Indeed, the report itself discusses plenty of positive incentives that could conceivably be offered to Iran. But there’s no question that the most important ones are sanctions relief and a right to limited uranium enrichment under strict inspections. We simply won’t get a nuclear deal without offering some incentives. As Iran scholar Suzanne Maloney wrote in a memo to the President:
“The sole consistency in Iran’s nuclear diplomacy over the course of the past 11 years has been its transactional approach, and the regime’s insistence on compensation for any concessions has only been strengthened by the escalation in the price that it has paid for its aversion to compromise.”
6) Where the report got it right: I’ve been critical overall, but there’s one very important point made at the end of the chapter on Iran that policymakers should keep in mind going forward. To quote:
… the United States should be careful to avoid being seen as “moving the goal posts” on what is expected from Iran in order to achieve nuclear sanctions relief. This means lifting the nuclear sanctions on Iran if Iran takes the required steps in the nuclear arena, rather than conditioning the lifting of the nuclear sanctions on progress in non-nuclear arenas.
In other words, we can’t get what we want on the nuclear issue but then say that that isn’t enough. This is of particular concern because Iran is suspicious that the United States is looking for more than a nuclear deal, that it in fact wants the overthrowing of the regime. That suspicion is one of the factors holding Iran back from negotiations. The Obama administration has publicly disavowed this notion, but that’s precisely why it would be disingenuous and counterproductive to suddenly change the rules of engagement once a workable agreement is within reach.
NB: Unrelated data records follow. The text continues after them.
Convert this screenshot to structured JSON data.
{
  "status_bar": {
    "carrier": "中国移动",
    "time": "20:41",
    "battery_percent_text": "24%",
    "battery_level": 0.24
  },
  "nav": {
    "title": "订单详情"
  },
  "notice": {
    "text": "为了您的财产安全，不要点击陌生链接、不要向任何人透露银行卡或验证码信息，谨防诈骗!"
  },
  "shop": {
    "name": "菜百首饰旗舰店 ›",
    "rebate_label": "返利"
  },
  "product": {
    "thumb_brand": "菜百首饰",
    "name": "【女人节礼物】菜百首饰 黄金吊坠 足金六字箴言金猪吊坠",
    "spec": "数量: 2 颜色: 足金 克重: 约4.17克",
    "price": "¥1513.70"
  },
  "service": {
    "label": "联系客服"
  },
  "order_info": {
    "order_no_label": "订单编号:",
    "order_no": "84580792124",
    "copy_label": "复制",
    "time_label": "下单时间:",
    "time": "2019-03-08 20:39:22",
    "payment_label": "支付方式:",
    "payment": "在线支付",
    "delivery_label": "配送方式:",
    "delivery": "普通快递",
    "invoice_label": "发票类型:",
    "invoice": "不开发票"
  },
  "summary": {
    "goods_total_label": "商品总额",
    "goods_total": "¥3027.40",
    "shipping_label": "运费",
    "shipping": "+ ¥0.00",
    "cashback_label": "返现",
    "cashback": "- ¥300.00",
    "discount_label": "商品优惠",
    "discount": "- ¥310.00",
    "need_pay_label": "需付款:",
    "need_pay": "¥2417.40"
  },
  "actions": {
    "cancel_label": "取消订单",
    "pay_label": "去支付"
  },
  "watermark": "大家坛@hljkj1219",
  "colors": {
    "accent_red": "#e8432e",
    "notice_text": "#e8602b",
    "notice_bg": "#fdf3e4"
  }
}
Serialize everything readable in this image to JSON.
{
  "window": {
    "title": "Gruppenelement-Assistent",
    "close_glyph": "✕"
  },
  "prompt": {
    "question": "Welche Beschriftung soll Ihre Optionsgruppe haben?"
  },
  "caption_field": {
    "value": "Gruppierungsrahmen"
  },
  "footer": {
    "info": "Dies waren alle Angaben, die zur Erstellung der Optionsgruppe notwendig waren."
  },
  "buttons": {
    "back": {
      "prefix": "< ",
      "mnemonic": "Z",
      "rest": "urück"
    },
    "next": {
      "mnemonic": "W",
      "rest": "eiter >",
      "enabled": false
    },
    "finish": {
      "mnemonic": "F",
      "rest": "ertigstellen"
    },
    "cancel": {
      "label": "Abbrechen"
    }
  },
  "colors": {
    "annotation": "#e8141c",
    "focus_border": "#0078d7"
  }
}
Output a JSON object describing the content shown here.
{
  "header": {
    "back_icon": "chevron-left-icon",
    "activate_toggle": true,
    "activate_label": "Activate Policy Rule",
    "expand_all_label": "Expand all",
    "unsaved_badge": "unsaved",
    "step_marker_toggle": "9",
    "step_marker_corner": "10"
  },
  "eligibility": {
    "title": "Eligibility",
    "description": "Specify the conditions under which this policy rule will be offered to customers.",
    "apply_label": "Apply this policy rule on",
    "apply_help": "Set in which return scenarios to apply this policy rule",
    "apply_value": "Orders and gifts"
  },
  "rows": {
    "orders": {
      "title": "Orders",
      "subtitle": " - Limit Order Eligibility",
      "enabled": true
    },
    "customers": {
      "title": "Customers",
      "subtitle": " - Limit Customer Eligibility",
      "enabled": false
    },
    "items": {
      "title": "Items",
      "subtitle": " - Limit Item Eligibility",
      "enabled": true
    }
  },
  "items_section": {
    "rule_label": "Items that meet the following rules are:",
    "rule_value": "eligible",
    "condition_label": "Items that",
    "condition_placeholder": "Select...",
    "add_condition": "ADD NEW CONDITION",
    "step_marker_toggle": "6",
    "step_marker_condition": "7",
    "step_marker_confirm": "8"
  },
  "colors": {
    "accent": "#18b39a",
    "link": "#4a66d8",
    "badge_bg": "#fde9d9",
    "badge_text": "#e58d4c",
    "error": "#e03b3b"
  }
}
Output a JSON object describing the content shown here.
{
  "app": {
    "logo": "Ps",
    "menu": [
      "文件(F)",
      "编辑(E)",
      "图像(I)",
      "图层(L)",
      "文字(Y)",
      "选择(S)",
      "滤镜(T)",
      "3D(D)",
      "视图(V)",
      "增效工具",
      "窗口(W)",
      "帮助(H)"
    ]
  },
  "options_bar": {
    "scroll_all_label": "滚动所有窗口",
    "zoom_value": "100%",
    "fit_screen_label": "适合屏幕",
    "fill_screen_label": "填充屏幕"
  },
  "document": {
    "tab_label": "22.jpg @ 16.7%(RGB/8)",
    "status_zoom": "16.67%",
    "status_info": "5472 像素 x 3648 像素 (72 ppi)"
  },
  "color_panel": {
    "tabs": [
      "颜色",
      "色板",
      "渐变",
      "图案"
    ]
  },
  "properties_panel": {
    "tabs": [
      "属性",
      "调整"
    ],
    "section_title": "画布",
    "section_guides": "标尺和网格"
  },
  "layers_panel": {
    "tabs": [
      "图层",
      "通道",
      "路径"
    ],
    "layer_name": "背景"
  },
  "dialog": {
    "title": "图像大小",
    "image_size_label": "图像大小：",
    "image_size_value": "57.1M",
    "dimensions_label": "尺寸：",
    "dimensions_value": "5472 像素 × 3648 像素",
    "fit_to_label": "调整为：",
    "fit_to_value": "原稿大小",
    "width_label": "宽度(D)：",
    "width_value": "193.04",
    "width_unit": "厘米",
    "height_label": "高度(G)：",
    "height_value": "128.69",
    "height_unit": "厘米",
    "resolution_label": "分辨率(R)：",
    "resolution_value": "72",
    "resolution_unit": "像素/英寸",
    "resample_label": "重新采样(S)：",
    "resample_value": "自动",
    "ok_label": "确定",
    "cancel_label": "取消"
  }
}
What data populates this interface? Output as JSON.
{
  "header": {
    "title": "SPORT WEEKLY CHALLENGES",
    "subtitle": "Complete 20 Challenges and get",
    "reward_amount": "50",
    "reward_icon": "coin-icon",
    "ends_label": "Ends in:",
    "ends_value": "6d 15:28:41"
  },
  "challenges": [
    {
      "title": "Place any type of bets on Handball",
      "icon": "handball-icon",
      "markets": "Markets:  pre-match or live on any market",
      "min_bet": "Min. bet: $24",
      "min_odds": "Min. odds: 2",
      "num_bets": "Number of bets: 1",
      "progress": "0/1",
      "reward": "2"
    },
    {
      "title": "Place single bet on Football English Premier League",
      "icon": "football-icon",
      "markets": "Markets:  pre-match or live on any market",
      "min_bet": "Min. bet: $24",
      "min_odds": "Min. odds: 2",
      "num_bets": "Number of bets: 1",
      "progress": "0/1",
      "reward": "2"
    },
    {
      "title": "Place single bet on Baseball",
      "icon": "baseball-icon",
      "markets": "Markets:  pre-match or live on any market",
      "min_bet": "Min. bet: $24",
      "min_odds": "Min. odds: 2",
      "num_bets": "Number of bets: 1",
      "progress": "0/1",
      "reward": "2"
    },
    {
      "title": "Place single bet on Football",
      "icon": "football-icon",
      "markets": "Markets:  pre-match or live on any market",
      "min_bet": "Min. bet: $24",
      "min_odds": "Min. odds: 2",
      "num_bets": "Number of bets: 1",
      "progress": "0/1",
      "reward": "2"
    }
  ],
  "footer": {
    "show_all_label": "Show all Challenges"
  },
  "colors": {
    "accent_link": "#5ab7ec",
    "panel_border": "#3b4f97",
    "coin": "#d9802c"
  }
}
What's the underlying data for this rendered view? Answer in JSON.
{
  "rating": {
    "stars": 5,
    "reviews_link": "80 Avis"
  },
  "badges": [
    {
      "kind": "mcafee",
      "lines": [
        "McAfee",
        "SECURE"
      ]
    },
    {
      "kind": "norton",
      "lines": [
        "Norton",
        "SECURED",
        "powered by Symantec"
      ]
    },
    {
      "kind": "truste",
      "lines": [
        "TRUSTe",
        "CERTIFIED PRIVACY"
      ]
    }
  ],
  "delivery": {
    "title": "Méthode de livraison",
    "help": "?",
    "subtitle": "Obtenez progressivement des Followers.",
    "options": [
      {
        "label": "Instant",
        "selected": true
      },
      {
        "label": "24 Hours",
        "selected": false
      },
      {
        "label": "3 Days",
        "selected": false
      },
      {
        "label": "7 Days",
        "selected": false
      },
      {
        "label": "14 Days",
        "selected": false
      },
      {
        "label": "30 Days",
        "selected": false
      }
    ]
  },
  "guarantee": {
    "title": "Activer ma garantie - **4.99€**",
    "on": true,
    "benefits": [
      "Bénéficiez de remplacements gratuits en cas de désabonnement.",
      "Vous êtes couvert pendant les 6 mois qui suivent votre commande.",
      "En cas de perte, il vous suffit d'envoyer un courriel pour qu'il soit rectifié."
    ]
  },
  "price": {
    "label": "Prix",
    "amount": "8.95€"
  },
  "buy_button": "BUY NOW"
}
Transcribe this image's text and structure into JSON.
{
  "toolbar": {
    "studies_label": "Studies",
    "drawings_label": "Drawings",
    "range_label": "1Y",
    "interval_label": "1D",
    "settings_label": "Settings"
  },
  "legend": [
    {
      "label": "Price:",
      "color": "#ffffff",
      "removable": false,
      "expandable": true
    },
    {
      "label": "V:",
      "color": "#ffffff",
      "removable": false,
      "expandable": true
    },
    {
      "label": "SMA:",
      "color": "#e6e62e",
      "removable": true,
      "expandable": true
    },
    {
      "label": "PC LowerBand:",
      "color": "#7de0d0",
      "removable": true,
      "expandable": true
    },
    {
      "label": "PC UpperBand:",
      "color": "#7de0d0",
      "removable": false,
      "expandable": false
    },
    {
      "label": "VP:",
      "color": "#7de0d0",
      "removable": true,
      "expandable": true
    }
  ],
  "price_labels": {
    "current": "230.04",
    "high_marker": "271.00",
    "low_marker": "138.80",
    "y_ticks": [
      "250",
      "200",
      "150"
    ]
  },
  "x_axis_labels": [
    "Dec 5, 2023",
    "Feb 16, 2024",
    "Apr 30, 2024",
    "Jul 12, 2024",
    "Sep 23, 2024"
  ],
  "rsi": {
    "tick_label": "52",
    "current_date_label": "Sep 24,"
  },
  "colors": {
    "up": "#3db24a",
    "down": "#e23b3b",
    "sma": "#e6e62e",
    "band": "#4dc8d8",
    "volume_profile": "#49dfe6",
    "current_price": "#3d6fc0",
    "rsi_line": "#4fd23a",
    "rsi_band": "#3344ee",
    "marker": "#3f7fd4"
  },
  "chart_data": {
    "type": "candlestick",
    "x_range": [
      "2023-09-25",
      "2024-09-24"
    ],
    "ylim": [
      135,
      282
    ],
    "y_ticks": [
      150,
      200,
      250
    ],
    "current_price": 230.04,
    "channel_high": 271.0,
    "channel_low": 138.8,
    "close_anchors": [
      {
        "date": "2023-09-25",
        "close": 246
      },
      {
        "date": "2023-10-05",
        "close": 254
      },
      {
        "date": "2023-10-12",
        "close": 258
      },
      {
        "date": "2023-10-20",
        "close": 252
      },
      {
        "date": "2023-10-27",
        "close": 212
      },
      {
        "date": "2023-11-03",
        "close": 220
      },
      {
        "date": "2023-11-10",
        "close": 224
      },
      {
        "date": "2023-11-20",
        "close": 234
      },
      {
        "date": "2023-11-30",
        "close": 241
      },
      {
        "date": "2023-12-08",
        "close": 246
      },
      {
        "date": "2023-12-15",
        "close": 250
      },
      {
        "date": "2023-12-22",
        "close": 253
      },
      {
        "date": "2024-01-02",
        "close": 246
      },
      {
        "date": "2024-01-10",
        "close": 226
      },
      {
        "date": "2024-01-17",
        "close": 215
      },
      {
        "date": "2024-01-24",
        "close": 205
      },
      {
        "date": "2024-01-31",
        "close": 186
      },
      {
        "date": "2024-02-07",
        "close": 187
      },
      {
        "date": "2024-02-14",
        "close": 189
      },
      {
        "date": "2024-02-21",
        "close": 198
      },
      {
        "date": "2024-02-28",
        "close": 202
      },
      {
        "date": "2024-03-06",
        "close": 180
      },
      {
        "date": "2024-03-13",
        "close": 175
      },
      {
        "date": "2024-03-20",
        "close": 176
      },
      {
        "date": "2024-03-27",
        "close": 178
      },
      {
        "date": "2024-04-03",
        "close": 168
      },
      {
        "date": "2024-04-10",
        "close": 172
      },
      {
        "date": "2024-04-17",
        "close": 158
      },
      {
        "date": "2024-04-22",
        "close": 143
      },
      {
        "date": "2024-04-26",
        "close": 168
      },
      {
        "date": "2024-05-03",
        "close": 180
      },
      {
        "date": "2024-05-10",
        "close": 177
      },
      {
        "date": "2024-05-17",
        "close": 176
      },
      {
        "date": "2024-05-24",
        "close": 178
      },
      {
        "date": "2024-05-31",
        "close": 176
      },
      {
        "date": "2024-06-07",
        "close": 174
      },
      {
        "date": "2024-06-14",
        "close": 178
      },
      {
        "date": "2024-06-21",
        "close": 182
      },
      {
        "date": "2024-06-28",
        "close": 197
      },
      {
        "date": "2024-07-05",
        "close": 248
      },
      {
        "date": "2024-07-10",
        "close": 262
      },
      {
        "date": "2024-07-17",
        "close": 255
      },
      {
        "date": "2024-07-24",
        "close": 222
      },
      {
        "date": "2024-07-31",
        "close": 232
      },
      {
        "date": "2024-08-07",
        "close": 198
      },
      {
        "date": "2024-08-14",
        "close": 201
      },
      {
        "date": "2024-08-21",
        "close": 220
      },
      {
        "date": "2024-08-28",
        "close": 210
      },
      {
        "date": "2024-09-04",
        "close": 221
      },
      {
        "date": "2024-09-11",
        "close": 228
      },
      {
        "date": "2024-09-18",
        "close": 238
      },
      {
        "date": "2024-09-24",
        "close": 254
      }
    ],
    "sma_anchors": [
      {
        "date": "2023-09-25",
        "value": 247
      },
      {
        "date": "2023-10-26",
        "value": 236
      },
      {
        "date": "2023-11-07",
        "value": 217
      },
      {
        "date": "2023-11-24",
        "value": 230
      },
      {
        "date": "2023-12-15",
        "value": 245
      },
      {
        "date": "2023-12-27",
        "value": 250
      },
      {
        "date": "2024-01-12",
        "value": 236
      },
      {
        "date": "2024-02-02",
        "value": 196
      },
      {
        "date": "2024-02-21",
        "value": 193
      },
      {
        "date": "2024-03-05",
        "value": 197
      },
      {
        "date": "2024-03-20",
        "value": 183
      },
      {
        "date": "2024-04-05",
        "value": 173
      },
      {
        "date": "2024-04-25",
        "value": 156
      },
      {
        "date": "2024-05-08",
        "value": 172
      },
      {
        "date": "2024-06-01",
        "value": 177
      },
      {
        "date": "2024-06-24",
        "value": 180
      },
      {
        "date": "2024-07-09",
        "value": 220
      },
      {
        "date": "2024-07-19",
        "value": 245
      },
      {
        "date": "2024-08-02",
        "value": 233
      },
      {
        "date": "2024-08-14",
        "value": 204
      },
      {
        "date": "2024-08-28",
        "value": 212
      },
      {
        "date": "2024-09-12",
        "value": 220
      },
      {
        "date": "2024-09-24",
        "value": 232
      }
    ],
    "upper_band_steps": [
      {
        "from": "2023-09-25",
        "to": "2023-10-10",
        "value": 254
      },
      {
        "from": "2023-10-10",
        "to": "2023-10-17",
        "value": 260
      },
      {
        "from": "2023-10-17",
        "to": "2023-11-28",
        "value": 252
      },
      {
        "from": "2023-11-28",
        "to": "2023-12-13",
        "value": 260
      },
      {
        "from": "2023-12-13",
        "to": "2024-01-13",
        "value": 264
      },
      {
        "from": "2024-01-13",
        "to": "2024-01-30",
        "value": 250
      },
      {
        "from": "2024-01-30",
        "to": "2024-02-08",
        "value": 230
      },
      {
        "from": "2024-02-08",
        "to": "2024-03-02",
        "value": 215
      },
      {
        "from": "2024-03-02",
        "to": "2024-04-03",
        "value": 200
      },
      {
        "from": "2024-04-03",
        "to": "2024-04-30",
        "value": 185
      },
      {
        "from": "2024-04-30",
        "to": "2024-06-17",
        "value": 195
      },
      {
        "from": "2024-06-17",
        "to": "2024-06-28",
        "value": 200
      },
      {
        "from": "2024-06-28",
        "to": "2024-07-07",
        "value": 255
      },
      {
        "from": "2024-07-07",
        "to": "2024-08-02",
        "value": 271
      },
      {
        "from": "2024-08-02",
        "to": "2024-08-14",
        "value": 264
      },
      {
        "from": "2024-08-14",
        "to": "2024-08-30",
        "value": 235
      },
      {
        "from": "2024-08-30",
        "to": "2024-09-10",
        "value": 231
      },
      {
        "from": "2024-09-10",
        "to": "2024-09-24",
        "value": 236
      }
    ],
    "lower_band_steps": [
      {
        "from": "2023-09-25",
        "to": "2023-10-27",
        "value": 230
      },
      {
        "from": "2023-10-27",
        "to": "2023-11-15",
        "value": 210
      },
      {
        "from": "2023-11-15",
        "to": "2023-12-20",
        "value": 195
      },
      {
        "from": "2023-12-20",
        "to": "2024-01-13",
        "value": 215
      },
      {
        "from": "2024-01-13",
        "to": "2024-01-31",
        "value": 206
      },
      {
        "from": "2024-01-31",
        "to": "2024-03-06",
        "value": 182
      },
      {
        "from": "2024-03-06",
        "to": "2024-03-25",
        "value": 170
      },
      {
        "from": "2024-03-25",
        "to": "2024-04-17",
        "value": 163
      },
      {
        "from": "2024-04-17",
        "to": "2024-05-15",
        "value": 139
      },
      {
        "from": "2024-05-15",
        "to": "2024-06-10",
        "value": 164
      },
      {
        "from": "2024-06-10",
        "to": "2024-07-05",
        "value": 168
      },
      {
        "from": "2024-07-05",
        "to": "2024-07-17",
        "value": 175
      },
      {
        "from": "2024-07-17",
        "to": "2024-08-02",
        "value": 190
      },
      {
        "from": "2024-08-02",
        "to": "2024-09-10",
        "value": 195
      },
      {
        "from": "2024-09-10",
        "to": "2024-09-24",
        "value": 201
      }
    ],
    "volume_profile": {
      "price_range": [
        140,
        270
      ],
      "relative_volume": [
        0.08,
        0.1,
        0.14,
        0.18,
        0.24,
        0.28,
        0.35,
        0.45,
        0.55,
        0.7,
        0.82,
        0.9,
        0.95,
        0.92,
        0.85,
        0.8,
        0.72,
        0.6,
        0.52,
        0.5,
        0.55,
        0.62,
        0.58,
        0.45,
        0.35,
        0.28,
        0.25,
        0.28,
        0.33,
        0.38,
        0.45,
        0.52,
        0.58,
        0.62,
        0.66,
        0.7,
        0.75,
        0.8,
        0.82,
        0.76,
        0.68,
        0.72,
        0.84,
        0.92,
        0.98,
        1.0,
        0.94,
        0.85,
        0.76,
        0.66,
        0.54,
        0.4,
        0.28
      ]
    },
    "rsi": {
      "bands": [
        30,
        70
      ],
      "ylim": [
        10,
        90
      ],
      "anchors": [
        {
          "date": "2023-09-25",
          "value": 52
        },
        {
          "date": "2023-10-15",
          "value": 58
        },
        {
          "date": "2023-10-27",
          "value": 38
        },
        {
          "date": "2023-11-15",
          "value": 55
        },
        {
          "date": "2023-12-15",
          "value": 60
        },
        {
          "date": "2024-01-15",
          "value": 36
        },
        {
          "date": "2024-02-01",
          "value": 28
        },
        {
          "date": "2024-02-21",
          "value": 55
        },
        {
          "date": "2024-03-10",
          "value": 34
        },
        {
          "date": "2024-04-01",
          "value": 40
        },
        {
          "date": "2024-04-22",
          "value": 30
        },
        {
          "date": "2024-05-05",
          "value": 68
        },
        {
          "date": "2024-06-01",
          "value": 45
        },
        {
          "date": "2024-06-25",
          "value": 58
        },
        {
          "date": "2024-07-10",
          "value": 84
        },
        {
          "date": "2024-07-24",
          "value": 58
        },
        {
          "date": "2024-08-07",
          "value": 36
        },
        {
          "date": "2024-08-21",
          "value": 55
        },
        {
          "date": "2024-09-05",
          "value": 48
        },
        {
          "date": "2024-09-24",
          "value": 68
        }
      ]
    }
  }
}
Each side needs to see in the other a serious commitment to resolving the nuclear issue. And for the US, that means playing a tricky, but important game: combining sanctions and diplomacy in a strategic way that utilizes the leverage we have, rather than squandering it on policy that takes us farther from our goal.